Everton's first home win of the season came in dramatic fashion as David Moyes' late substitutions proved decisive. In the absence of a natural goalscorer, Everton were drifting towards stalemate until 19-year-old Apostolos Vellios, signed from Iraklis Salonika in January, came off the bench to win it with his first goal in English football, a header that many a more heralded Everton centre-forward would have been proud of.
It was the Greece Under-21 forward's fifth appearance for Everton, all as a substitute, and his first goal for the club. Another Everton sub, Royston Drenthe, scored his first to settle it in injury time, from a flick by a third, Denis Stracqualursi.
"We ran out of ideas halfway through the second half and we were looking to cause Wigan more problems," Moyes said, giving credit to Mick Docherty, the club's former scout – who left for Chelsea last month – for finding Vellios and Seamus Coleman. "[Vellios] has a lot to to do and a lot to learn but he's certainly got something."
Vellios proved Moyes right in omitting Louis Saha from his squad, which caused the France forward to tweet his displeasure. Moyes, though, sounded unconcerned. "I want them upset when they're not involved."
Roberto Martinez, the Wigan manager, felt that his team had performed well in the absence of key defenders, and his problems grew when Hugo Rodallega was taken off on a stretcher with suspected medial ligament damage to his right knee late in the game.
"It's a blow," Martinez said. "Ninety per cent of the performance was what we wanted, we just got heavily punished for not cutting out crosses. If we had played that game 10 times we would have got something out of it nine times. But in football you get what the scoreline tells you."
Until Moyes introduced Vellios, Tim Cahill had toiled alone up front. He has failed to score for Everton in 2011, and playing as a lone forward was unlikely to improve that record, his goalscoring strength lying in arriving late and unmarked.
It meant that Everton were unable to profit from a steady stream of crosses provided by Leighton Baines, and Wigan's only early chance was handed to them when Marouane Fellaini's slip gifted the ball to Franco di Santo. The Argentinian set off for goal but shot wide from 25 yards with Rodallega screaming for the ball. Otherwise it was all Everton.

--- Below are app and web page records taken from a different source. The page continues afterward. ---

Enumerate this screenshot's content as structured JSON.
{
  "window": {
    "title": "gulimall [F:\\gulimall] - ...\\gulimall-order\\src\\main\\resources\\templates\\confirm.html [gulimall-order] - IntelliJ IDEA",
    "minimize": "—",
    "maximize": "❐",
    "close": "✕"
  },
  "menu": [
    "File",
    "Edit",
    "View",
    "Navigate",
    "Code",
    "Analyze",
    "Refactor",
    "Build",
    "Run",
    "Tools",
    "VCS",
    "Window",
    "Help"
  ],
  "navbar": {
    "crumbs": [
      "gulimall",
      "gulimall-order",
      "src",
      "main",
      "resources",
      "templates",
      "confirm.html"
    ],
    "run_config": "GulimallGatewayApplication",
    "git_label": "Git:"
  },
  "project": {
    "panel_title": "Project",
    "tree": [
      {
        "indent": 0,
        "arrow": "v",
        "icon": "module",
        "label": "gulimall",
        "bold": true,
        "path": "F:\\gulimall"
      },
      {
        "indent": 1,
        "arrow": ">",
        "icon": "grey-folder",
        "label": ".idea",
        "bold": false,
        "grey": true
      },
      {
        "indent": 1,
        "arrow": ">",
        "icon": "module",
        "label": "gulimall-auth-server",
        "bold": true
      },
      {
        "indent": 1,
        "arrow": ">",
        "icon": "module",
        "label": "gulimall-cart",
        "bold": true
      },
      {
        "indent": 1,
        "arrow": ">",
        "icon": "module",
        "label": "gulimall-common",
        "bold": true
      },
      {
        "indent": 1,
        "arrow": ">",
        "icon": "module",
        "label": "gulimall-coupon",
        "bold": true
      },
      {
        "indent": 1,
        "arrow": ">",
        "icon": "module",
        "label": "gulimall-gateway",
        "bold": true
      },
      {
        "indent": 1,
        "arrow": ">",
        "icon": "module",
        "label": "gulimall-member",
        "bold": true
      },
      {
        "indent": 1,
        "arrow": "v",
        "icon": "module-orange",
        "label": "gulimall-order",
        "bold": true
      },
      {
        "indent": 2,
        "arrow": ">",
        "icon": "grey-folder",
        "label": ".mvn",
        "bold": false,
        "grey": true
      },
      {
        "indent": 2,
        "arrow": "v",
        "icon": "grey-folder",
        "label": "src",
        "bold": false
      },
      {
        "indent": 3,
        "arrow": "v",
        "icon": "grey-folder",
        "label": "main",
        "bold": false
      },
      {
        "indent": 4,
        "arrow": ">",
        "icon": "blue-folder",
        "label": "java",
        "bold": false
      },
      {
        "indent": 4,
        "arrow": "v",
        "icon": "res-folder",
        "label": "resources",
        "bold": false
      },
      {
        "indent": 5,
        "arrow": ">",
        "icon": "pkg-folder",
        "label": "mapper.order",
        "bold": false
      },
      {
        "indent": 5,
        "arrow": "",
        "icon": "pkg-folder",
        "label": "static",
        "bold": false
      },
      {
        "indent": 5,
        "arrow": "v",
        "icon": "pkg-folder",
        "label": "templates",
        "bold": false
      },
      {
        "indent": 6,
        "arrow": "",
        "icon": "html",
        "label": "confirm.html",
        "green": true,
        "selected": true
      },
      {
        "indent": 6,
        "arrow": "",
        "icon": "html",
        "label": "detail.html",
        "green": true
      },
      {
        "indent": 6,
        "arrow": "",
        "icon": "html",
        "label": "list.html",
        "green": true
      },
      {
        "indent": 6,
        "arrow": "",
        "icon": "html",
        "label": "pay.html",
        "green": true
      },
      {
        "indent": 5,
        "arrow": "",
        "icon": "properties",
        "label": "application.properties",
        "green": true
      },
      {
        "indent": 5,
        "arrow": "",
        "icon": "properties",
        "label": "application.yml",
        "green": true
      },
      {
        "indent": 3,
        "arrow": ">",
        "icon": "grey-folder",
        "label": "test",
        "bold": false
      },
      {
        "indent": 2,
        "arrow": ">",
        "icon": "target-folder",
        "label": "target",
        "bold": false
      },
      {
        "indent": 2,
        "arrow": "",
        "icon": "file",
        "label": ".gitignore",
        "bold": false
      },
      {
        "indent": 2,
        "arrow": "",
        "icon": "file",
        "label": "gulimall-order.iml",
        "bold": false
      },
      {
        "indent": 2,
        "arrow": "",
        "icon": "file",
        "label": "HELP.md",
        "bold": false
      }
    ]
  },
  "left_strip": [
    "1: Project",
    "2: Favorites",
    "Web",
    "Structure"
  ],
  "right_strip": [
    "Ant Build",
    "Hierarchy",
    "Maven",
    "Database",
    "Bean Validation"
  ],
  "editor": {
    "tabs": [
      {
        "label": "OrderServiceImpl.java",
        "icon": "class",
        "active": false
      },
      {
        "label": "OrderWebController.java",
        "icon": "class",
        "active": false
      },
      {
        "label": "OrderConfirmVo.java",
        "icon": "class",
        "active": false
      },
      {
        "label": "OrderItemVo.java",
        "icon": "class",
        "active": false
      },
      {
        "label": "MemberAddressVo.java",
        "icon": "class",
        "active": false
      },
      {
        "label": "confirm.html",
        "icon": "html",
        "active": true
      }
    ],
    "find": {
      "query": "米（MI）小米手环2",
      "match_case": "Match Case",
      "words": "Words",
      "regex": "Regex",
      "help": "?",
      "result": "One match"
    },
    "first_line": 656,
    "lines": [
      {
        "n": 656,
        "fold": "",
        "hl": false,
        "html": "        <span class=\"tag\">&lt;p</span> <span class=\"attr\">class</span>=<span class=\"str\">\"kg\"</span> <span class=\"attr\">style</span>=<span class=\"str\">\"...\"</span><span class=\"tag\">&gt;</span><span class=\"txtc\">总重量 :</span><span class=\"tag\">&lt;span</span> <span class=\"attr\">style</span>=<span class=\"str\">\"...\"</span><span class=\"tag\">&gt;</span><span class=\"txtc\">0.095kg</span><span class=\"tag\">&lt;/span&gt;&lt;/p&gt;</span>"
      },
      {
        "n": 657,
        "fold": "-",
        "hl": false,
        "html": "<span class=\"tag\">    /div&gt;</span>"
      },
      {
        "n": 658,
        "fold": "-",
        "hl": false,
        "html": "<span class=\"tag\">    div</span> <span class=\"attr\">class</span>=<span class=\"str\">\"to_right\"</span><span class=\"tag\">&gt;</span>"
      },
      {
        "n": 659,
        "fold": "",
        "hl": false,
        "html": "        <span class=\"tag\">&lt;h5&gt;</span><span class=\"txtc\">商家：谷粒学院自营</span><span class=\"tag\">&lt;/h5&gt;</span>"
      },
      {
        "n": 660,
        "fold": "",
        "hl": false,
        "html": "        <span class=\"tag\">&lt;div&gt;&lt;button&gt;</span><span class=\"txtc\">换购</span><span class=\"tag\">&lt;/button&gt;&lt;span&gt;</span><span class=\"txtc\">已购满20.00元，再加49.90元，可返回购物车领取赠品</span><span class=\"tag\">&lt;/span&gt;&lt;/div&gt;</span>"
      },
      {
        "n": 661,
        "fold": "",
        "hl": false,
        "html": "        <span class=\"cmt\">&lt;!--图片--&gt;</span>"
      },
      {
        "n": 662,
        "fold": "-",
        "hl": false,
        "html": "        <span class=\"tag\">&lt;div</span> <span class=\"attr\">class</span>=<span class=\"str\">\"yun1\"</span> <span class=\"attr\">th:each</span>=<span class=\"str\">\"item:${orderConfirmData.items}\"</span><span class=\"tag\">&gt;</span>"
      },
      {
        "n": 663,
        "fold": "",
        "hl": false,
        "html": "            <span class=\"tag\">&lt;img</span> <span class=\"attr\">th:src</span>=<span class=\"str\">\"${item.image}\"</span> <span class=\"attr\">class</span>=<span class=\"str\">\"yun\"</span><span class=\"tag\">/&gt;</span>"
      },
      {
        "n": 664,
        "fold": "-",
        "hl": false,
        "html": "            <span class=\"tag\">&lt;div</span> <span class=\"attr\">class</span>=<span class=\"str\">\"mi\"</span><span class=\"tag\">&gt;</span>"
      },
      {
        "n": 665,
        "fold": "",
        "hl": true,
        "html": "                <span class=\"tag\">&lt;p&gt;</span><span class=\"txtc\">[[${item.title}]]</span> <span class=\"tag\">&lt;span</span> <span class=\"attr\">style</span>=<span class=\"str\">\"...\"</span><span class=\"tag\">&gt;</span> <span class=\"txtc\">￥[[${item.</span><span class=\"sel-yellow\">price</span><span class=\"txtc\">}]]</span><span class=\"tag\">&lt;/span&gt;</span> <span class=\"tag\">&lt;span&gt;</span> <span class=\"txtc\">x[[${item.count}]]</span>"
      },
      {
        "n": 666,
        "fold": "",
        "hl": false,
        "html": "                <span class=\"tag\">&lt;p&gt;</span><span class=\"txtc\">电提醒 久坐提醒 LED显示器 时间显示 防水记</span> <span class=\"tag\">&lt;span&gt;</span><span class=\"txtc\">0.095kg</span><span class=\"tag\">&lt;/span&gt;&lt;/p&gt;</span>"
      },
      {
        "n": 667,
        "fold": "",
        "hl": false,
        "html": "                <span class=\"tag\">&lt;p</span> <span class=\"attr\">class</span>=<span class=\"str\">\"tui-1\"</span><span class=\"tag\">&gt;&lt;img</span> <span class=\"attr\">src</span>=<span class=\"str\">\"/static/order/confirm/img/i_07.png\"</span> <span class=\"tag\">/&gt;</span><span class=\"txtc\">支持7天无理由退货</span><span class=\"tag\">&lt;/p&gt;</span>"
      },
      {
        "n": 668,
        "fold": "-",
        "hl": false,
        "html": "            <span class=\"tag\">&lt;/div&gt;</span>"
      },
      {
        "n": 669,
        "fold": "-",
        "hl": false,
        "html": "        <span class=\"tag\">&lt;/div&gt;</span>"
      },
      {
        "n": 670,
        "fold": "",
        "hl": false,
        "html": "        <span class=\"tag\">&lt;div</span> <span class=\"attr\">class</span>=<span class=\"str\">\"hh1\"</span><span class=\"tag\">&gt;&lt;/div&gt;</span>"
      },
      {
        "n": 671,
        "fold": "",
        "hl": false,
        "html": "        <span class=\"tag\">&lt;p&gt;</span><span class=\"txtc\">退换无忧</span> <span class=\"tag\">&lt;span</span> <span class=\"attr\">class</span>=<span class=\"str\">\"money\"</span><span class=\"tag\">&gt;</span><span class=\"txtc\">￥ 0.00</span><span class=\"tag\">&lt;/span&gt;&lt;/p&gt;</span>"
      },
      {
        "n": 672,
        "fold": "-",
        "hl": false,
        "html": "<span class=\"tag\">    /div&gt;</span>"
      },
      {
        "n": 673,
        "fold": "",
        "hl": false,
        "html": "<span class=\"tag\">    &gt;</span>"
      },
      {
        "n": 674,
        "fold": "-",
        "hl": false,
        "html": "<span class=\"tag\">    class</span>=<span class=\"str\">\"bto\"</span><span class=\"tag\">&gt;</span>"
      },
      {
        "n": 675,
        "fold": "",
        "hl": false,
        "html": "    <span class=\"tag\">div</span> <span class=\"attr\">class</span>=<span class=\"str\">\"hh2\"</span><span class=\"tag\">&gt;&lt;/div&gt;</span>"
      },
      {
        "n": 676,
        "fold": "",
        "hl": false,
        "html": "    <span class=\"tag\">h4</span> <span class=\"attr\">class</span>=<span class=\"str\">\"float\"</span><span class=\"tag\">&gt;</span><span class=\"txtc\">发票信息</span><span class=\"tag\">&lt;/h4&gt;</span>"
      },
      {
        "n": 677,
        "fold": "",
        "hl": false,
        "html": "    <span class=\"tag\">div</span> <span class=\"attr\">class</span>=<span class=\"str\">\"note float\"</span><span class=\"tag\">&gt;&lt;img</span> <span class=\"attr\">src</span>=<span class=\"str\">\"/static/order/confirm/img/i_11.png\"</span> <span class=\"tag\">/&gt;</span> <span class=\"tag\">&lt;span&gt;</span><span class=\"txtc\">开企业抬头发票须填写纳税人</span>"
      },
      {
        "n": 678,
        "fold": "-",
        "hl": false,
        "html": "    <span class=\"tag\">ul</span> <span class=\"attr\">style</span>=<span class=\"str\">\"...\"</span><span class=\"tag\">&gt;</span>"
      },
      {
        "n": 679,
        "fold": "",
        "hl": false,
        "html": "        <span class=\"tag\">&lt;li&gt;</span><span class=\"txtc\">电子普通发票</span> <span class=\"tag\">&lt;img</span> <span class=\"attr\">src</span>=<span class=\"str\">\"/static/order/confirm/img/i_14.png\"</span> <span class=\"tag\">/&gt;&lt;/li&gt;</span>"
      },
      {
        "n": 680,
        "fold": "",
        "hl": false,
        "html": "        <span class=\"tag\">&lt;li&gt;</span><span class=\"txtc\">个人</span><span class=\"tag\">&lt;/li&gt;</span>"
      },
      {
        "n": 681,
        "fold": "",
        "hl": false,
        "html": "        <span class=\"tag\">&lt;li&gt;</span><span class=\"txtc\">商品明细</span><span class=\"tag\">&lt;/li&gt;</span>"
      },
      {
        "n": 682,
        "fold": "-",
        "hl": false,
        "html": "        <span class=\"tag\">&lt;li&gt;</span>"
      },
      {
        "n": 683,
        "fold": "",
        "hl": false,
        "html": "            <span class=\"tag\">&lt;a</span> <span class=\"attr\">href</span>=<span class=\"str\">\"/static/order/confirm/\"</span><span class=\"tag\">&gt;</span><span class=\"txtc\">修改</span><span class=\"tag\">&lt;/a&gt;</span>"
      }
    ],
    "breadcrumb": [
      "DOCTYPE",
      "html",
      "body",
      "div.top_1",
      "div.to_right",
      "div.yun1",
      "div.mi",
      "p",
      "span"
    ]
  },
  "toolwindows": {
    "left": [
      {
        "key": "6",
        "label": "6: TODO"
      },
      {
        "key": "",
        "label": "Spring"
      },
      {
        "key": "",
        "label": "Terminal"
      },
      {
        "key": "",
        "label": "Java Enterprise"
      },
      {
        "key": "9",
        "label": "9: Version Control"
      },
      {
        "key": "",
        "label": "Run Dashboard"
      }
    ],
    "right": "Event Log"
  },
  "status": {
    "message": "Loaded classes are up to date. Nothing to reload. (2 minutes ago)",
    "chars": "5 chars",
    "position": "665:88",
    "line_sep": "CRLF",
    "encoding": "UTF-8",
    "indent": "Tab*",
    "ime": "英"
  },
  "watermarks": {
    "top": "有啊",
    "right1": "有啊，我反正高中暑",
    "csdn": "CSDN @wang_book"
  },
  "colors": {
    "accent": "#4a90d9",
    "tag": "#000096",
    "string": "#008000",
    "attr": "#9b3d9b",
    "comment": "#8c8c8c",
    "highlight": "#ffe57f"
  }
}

So Wigan must have surprised even themselves by taking the lead just past the half-hour, Di Santo's angled shot taking a nick off Tony Hibbert and rising past Tim Howard.
Everton equalised two minutes later as Leon Osman floated a corner from the left invitingly towards Cahill. He leapt high to meet it and although his header smacked back off the crossbar, Jagielka was on hand to nod home the rebound.

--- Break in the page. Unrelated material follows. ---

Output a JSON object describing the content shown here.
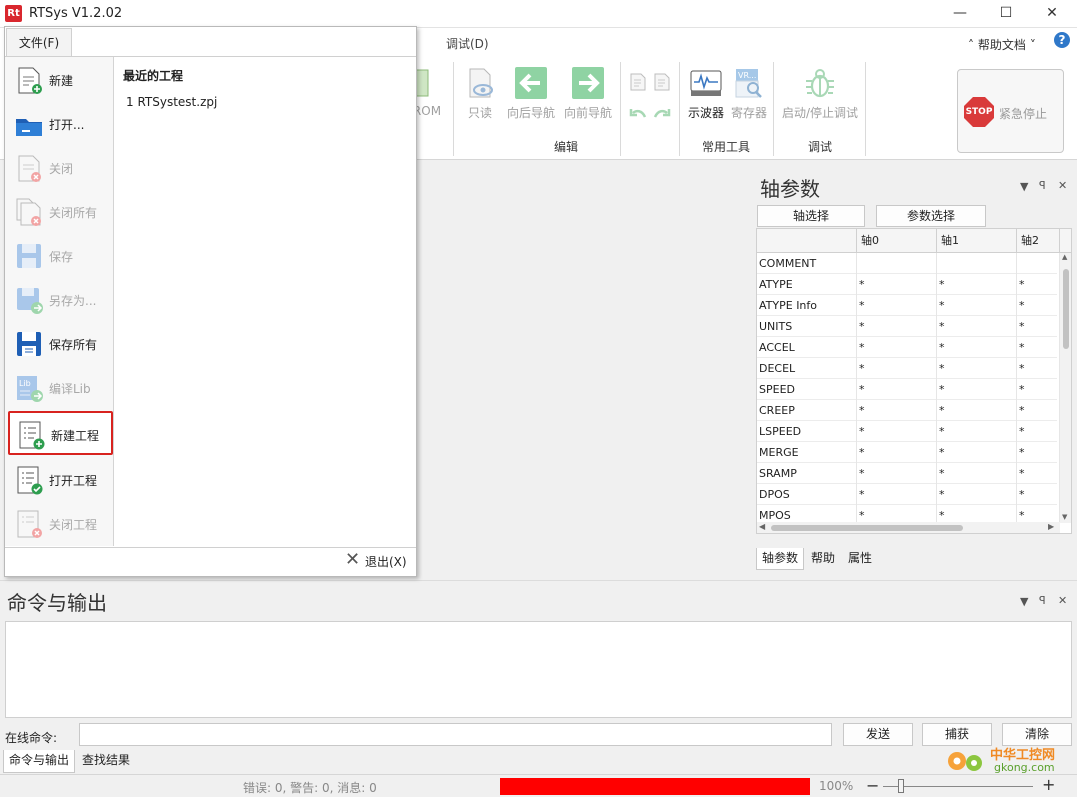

Wigan were marginally more adventurous in the second half, and Baines was lucky that Victor Moses stayed on his feet after an ill-timed challenge in the penalty area, but Everton dictated the pace again without being able to find a cutting edge.

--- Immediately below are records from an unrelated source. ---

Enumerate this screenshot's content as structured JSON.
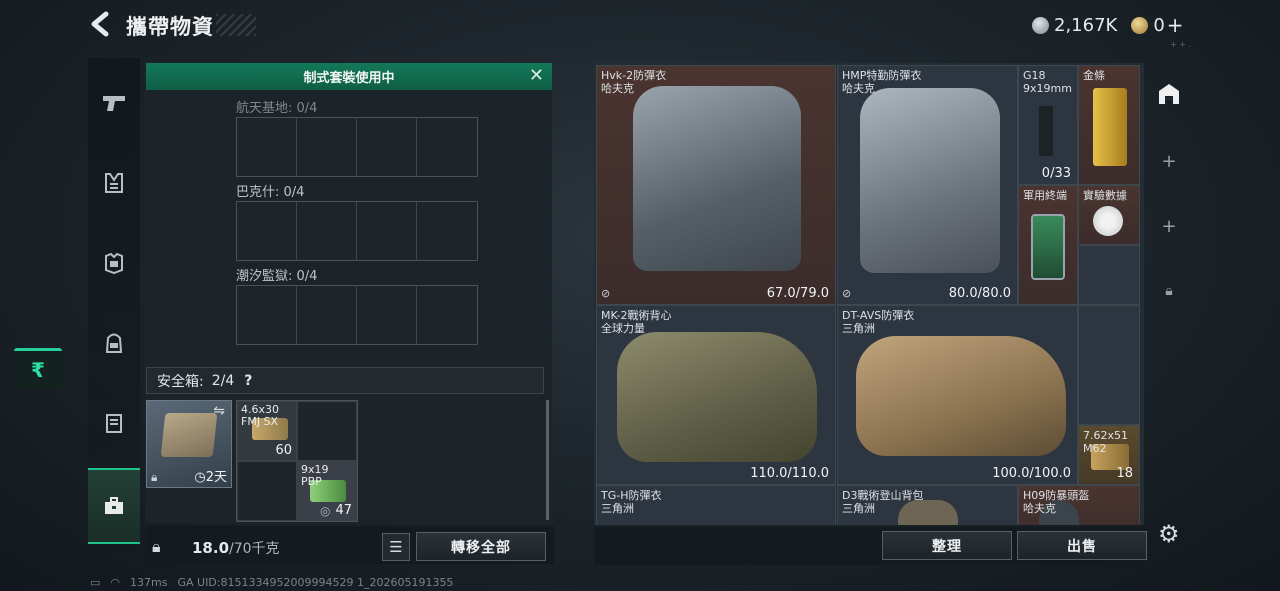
{
  "header": {
    "back_icon": "back-arrow-icon",
    "title": "攜帶物資",
    "silver_amount": "2,167K",
    "gold_amount": "0",
    "gold_add": "+",
    "watermark": "+ +  ."
  },
  "sidebar": {
    "items": [
      {
        "name": "weapon",
        "icon": "pistol-icon",
        "glyph": "⌐"
      },
      {
        "name": "chest-rig",
        "icon": "chest-rig-icon",
        "glyph": "Ѫ"
      },
      {
        "name": "armor",
        "icon": "armor-icon",
        "glyph": "⛨"
      },
      {
        "name": "backpack",
        "icon": "backpack-icon",
        "glyph": "◓"
      },
      {
        "name": "locker",
        "icon": "locker-icon",
        "glyph": "▤"
      },
      {
        "name": "case",
        "icon": "briefcase-icon",
        "glyph": "▣"
      }
    ],
    "rupee": "₹"
  },
  "left_panel": {
    "banner": "制式套裝使用中",
    "sections": [
      {
        "label": "航天基地: 0/4"
      },
      {
        "label": "巴克什: 0/4"
      },
      {
        "label": "潮汐監獄: 0/4"
      }
    ],
    "safebox_label": "安全箱:",
    "safebox_count": "2/4",
    "safebox_help": "?",
    "safe_timer": "2天",
    "ammo1": {
      "name": "4.6x30",
      "sub": "FMJ SX",
      "count": "60"
    },
    "ammo2": {
      "name": "9x19",
      "sub": "PBP",
      "count": "47"
    },
    "weight_value": "18.0",
    "weight_max": "/70千克",
    "transfer_all": "轉移全部"
  },
  "right_panel": {
    "items": [
      {
        "title": "Hvk-2防彈衣",
        "maker": "哈夫克",
        "durability": "67.0/79.0"
      },
      {
        "title": "HMP特勤防彈衣",
        "maker": "哈夫克",
        "durability": "80.0/80.0"
      },
      {
        "title": "G18",
        "maker": "9x19mm",
        "durability": "0/33"
      },
      {
        "title": "金條",
        "maker": "",
        "durability": ""
      },
      {
        "title": "軍用終端",
        "maker": "",
        "durability": ""
      },
      {
        "title": "實驗數據",
        "maker": "",
        "durability": ""
      },
      {
        "title": "MK-2戰術背心",
        "maker": "全球力量",
        "durability": "110.0/110.0"
      },
      {
        "title": "DT-AVS防彈衣",
        "maker": "三角洲",
        "durability": "100.0/100.0"
      },
      {
        "title": "7.62x51",
        "maker": "M62",
        "durability": "18"
      },
      {
        "title": "TG-H防彈衣",
        "maker": "三角洲",
        "durability": ""
      },
      {
        "title": "D3戰術登山背包",
        "maker": "三角洲",
        "durability": ""
      },
      {
        "title": "H09防暴頭盔",
        "maker": "哈夫克",
        "durability": ""
      }
    ],
    "sort_button": "整理",
    "sell_button": "出售"
  },
  "right_side": {
    "icons": [
      "storage-icon",
      "add-icon",
      "add-icon",
      "lock-icon"
    ]
  },
  "footer": {
    "signal": "137ms",
    "uid": "GA UID:8151334952009994529 1_202605191355"
  },
  "colors": {
    "accent": "#1fc28b",
    "banner": "#137a59",
    "danger_cell": "#4a3430"
  }
}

Enter Vellios. He made an inauspicious start, shooting limply at Ali Al Habsi with Osman far better placed. But if he lacked the predator's instinct, a Goodison tradition of great headed goals was upheld as he rose above the defenders to glance Tony Hibbert's cross past Al Habsi.
Wigan mounted a spirited response. Their substitute David Jones's lob came back off the bar with Howard beaten, and Hibbert somehow got in a block when Moses looked certain to put the loose ball in. But in injury time Drenthe ran on to Stracqualursi's touch before slipping the ball past Al Habsi.
Everton (4-4-1-1): Howard; Hibbert, Jagielka, Distin, Baines; Coleman (Vellios, 67), Rodwell, Fellaini, Bilyaletdinov (Drenthe, 59); Osman; Cahill (Stracqualursi 83)
Wigan Athletic (4-2-3-1): Al Habsi; Lopez, Caldwell, Figueroa, Van Aanholt; McCarthy, Watson; Moses, Rodallega (Maloney, 90) Gomez (Jones, 71); Di Santo.
Referee: Peter Walton
Man of the match: Baines (Everton).Reuse content